In addition to fostering clear and open communication to help establish and reestablish the interpersonal relationships in the hospital, the curriculum teaches practical self-regulation and processing skills for veterinary professional to implement in their work. “I think that these training programs are important because they really drive home the fact that it is important to advocate for yourself. They give you different techniques to employ in varying situations because we are not always able to step away from a stressful situation and come back to it,” McCarthy said. “There are times when we are exhausted and we may be dealing with a difficult case or procedure that may not be going well and it's important to understand how to take five seconds to reorient your thoughts and to take a deep breath. We don't have the luxury of pausing and coming back to a strenuous procedure, but we do have the ability to change our mindset, and these training programs really help with that.” 

Sharing a laugh can help calm the nerves before a delicate procedure. Fourth-year veterinary student Jon Remy and Dr. Katja Duesterdieck-Zellmer.

Foreground: Dr. Robert "Bob" McCarthy and Dr. Katja Duesterdieck-Zellmer prepare an ultrasound probe that Duesterdieck-Zellmer will use to help guide her as she takes a fluid sample with a needle and syringe from a mass in a horse's abdominal cavity near the bladder and uterus. Background: Fourth-year veterinary students Erryn Smith, Emily Green and Jon Remy discuss the case.

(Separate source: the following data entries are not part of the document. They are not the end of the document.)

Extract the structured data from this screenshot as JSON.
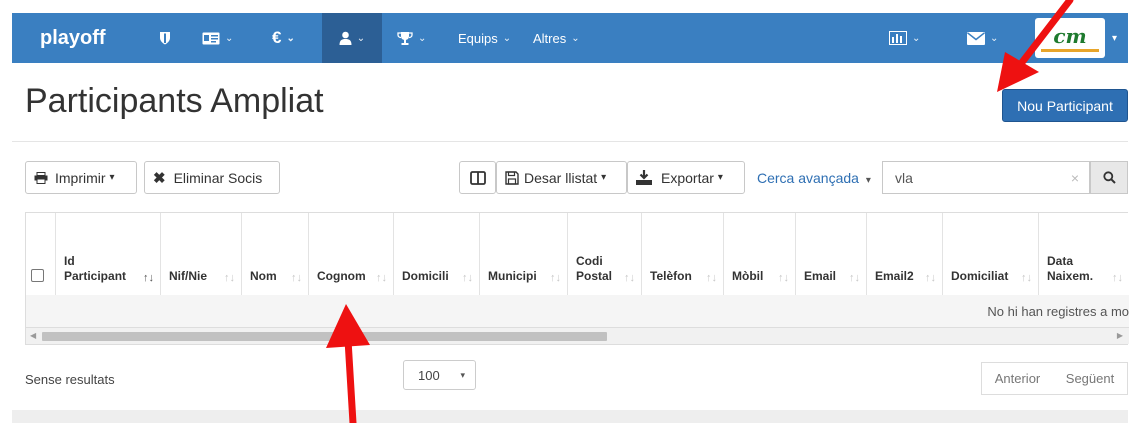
{
  "navbar": {
    "brand": "playoff",
    "items": [
      {
        "name": "shield-icon",
        "glyph": "⛊"
      },
      {
        "name": "id-card-icon",
        "glyph": "▤"
      },
      {
        "name": "euro-icon",
        "glyph": "€"
      },
      {
        "name": "user-icon",
        "glyph": "👤"
      },
      {
        "name": "trophy-icon",
        "glyph": "🏆"
      }
    ],
    "equips": "Equips",
    "altres": "Altres",
    "caret": "⌄",
    "logo": "cm",
    "colors": {
      "bar": "#3a7fc1",
      "active": "#2c5f95"
    }
  },
  "page": {
    "title": "Participants Ampliat",
    "new_button": "Nou Participant"
  },
  "toolbar": {
    "print": "Imprimir",
    "delete_members": "Eliminar Socis",
    "save_list": "Desar llistat",
    "export": "Exportar",
    "advanced_search": "Cerca avançada",
    "search_value": "vla",
    "clear": "×",
    "dropdown_caret": "▾"
  },
  "table": {
    "headers": [
      {
        "line1": "Id",
        "line2": "Participant"
      },
      {
        "line1": "",
        "line2": "Nif/Nie"
      },
      {
        "line1": "",
        "line2": "Nom"
      },
      {
        "line1": "",
        "line2": "Cognom"
      },
      {
        "line1": "",
        "line2": "Domicili"
      },
      {
        "line1": "",
        "line2": "Municipi"
      },
      {
        "line1": "Codi",
        "line2": "Postal"
      },
      {
        "line1": "",
        "line2": "Telèfon"
      },
      {
        "line1": "",
        "line2": "Mòbil"
      },
      {
        "line1": "",
        "line2": "Email"
      },
      {
        "line1": "",
        "line2": "Email2"
      },
      {
        "line1": "",
        "line2": "Domiciliat"
      },
      {
        "line1": "Data",
        "line2": "Naixem."
      }
    ],
    "empty_message": "No hi han registres a mo"
  },
  "footer": {
    "results": "Sense resultats",
    "page_size": "100",
    "prev": "Anterior",
    "next": "Següent"
  },
  "annotation_color": "#ee1111"
}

Clear communication with the team is critical during a procedure. Dr. Katja Duesterdieck-Zellmer consults with Dr. Eleanor Anderson, imaging resident (second from right), while performing the ultrasound to determine optimum placement of the sampling needle. Dr. Zineb Kotbi, large animal clinical fellow (right) and veterinary students Emily Green (in green) and Shelby Hubick (in maroon) observe. 

For Duesterdieck-Zellmer, meditative practices that she learned in the training have become another tool in her surgical pack. Recently she was preparing for a surgery she hadn’t done before. “I am always nervous before surgeries,” she said. “I anticipated some difficulties and I was just really anxious, but I had five minutes, and I decided I'm going to my office and I'm going to meditate for five minutes. And that really helped me.” 

Dr. Thandeka Ngwenyama, a clinical assistant professor and emergency and critical care specialist, also found the modules helpful. “[You] learn vital life skills to navigate the stressors and challenges experienced by high performing individuals in a demanding profession; deliberate practice of resiliency activities can help mitigate burnout. Participants cultivate community, learn evidence-based strategies to navigate conflict, learn perspective taking, build emotional intelligence and learn structured communication tools.”

Duesterdieck-Zellmer hopes that there will be future opportunities for more colleagues to participate in the trainings and to continue opening up conversation and communication, so that no one feels they are carrying the burdens of the profession alone.  “I just hope that we all are more honest about veterinary medicine being a stressful profession and supporting each other.” 

“These trainings allow for a wider support system from within the hospital, and I think that is incredibly valuable,” McCarthy concurs.